Or at least help you brush up on your Pokemon knowledge. I’ve been radio silent about working on my game and I promise, it’s not because I’ve been taken over by Pokemon Go. Part of it has been work, part travel, a good portion has been a new project, BUT a little of it has been about Pokemon. I’ve been a fan for awhile now and I remember when I first found out about the Alexa skills kit, I couldn’t wait to dive deep and try and build something myself. Then a super dev, awesome user and all around community hero went and built the Amazon Echo Pokedex.
Fans of the series know that the Professor is the one who helps you keep track of the different types of Pokemon you catch, while also providing tips. When you’re out there playing Pokemon Go in the real world, you may feel a little let down because not all of the game mechanics from the beloved series have been released yet. Not to fear, if you’ve played Ingress before and read the numerous press releases around the game you’ll know that Niantic is planning on adding pvp and live events sometime in the near future.

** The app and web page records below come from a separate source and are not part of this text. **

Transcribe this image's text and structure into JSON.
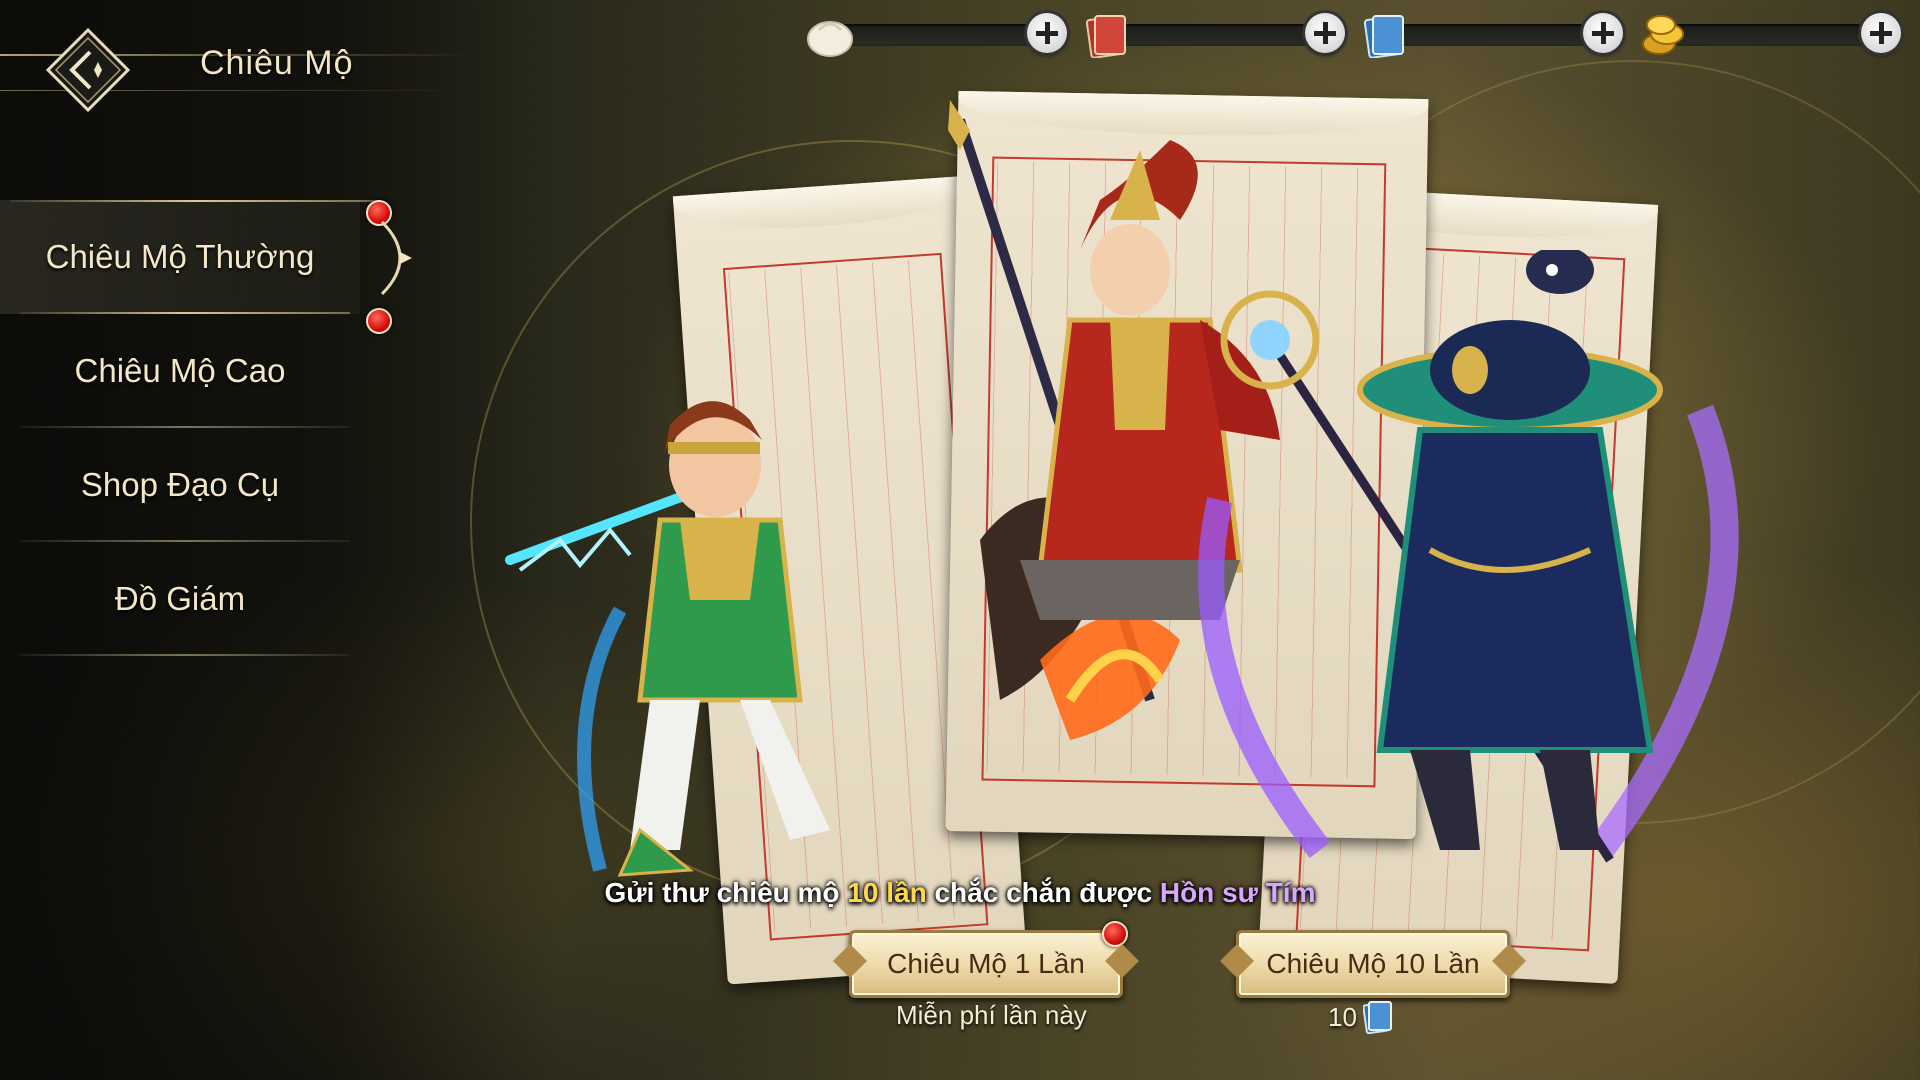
{
  "header": {
    "title": "Chiêu Mộ",
    "back_icon": "back-arrow-icon"
  },
  "currencies": [
    {
      "icon": "bun-icon",
      "value": ""
    },
    {
      "icon": "red-letter-icon",
      "value": ""
    },
    {
      "icon": "blue-letter-icon",
      "value": ""
    },
    {
      "icon": "gold-coin-icon",
      "value": ""
    }
  ],
  "sidebar": {
    "items": [
      {
        "label": "Chiêu Mộ Thường",
        "active": true,
        "badge": true
      },
      {
        "label": "Chiêu Mộ Cao",
        "active": false,
        "badge": true
      },
      {
        "label": "Shop Đạo Cụ",
        "active": false,
        "badge": false
      },
      {
        "label": "Đồ Giám",
        "active": false,
        "badge": false
      }
    ]
  },
  "banner": {
    "part1": "Gửi thư chiêu mộ ",
    "part2": "10 lần",
    "part3": " chắc chắn được ",
    "part4": "Hồn sư Tím",
    "highlight_color": "#ffd84a",
    "purple_color": "#d9a6ff"
  },
  "actions": {
    "single": {
      "label": "Chiêu Mộ 1 Lần",
      "sub": "Miễn phí lần này",
      "badge": true
    },
    "ten": {
      "label": "Chiêu Mộ 10 Lần",
      "cost": "10",
      "cost_icon": "blue-letter-icon"
    }
  },
  "heroes": [
    "green-warrior-hero",
    "red-spear-hero",
    "purple-mage-hero"
  ]
}
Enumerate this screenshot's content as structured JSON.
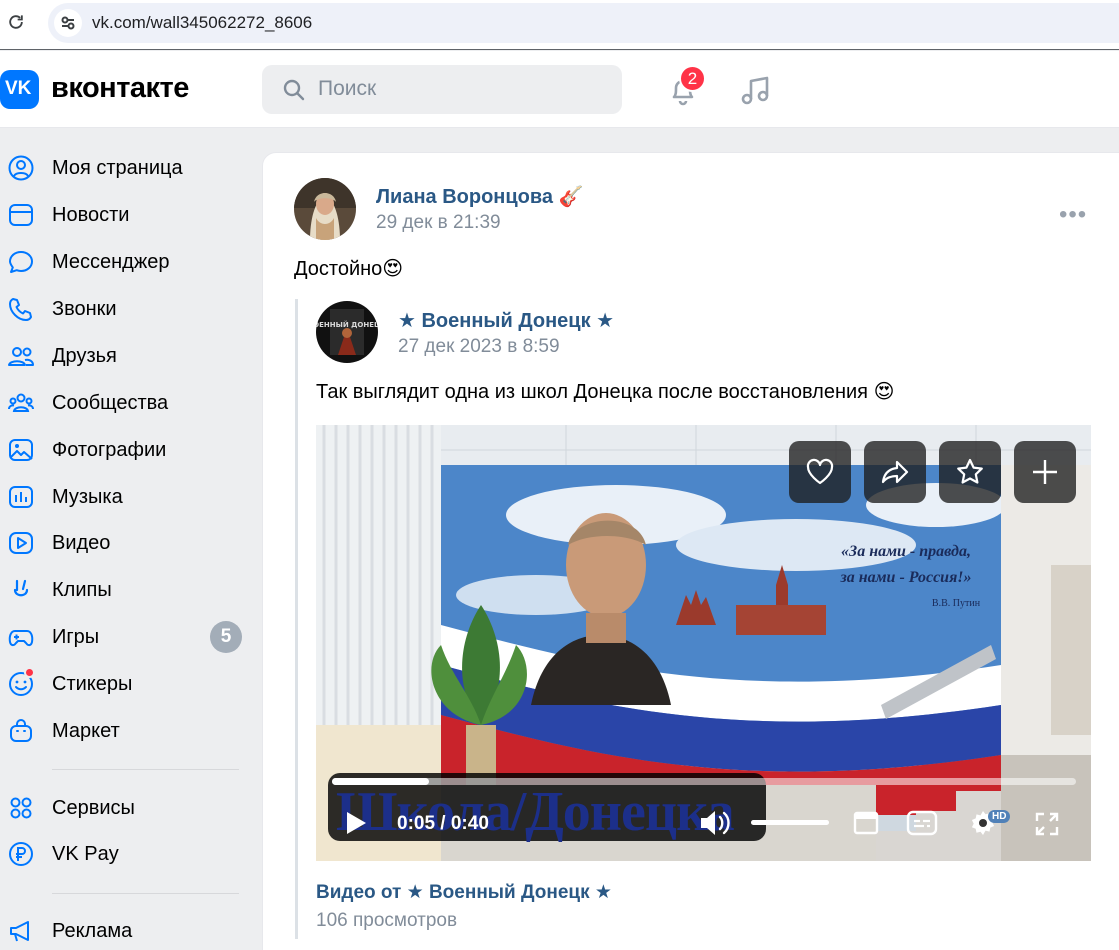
{
  "browser": {
    "url": "vk.com/wall345062272_8606",
    "reload_icon": "reload-icon",
    "site_info_icon": "tune-icon"
  },
  "header": {
    "logo_text": "VK",
    "brand": "вконтакте",
    "search_placeholder": "Поиск",
    "notifications_count": "2",
    "brand_color": "#0077ff"
  },
  "sidebar": {
    "items": [
      {
        "label": "Моя страница",
        "icon": "user-circle-icon"
      },
      {
        "label": "Новости",
        "icon": "news-icon"
      },
      {
        "label": "Мессенджер",
        "icon": "message-icon"
      },
      {
        "label": "Звонки",
        "icon": "phone-icon"
      },
      {
        "label": "Друзья",
        "icon": "friends-icon"
      },
      {
        "label": "Сообщества",
        "icon": "communities-icon"
      },
      {
        "label": "Фотографии",
        "icon": "photo-icon"
      },
      {
        "label": "Музыка",
        "icon": "music-icon"
      },
      {
        "label": "Видео",
        "icon": "video-icon"
      },
      {
        "label": "Клипы",
        "icon": "clips-icon"
      },
      {
        "label": "Игры",
        "icon": "gamepad-icon",
        "count": "5"
      },
      {
        "label": "Стикеры",
        "icon": "smile-icon"
      },
      {
        "label": "Маркет",
        "icon": "market-icon"
      },
      {
        "label": "Сервисы",
        "icon": "services-icon"
      },
      {
        "label": "VK Pay",
        "icon": "ruble-icon"
      },
      {
        "label": "Реклама",
        "icon": "megaphone-icon"
      }
    ]
  },
  "post": {
    "author": "Лиана Воронцова 🎸",
    "date": "29 дек в 21:39",
    "text": "Достойно😍",
    "more": "•••",
    "repost": {
      "author": "★ Военный Донецк ★",
      "date": "27 дек 2023 в 8:59",
      "text": "Так выглядит одна из школ Донецка после восстановления 😍",
      "avatar_text": "ВОЕННЫЙ ДОНЕЦК",
      "video": {
        "mural_quote_1": "«За нами - правда,",
        "mural_quote_2": "за нами - Россия!»",
        "mural_author": "В.В. Путин",
        "caption": "Школа/Донецка",
        "time": "0:05 / 0:40",
        "progress": 0.13,
        "volume": 1.0,
        "quality_badge": "HD"
      },
      "video_link": "Видео от ★ Военный Донецк ★",
      "views": "106 просмотров"
    }
  }
}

Even with all those additions, we’re still sorely missing the interaction with the Professor. Well, she might not be a perfect substitute, but Alexa can definitely help you learn if you should place your water type or ground type in a battle against the fire type currently holding your neighborhood gym. (Water types do double damage against Fire types, but know that Grass types shouldn’t be played against a Fire type. Also, I am in no way repeating an actual scenario that happened to me. YOU DON’T KNOW ME 🙂 ).
Gamer, Developer and Alexa fan Vince Pale Jr (pale2hall) created an Alexa skill that utilizes Poke API to access a vast database of information on all your favorite pokemon. In his reddit post last year, pale2hall explained that he is using AWS’ Lambda to host the code, wrote it in Node.JS, and then used the ASK Alexa Skills Kit to format the questions. And when his powers combined, he formed
Captain Planet the Amazon Echo Pokedex, a real life voice activated pokemon directory.
The great thing about ASK is that it makes it much easier for anyone to get started. In fact, even my own household has played around with it (me included) and made some silly trivia skills to learn how to use it. Between the forums, the blog posts, Amazon’s Developer Evangelist (all of whom are awesome and totally accessible via Twitter), the awesome community and super devs like pale2hall, you can duplicate these steps yourself and create your own Pokedex (with a little extra work)!
@ has a great blog post on Getting Started and I promise you, it’s simple enough that even I could follow along! You can check out the simplified steps below or visit the Amazon Echo forums for more information.
It’s Easy to Get Started
To get started with the Alexa Skills Kit, review the following materials in order:
- Read the Getting Started Guide, which details how users interact with your Alexa skill and how to conduct a conversation with your customers.
- Read the AWS Lambda documentation.
- Check out the Voice Design Handbook for best practices on voice user interface design.
- Review the Alexa Skills Interface Reference to learn more about the syntax of the requests that will be sent to your service.
- Check out the reference skills to see sample code.
- Learn how to test your new skill with an Amazon Echo.
- Sign up for a free account and register your skill on the developer portal.
If you’ve created another skill that you think might be useful for Pokemon Go, share that as well! Even if my cynical side thinks that the battery life issue might dampen the enthusiasm for this game a bit (let’s not even get into server issues), I love the creativity and ingenuity of both communities (Echo and Pokemon) and can’t wait to see what the community creates next.
Also, Go Team Instinct!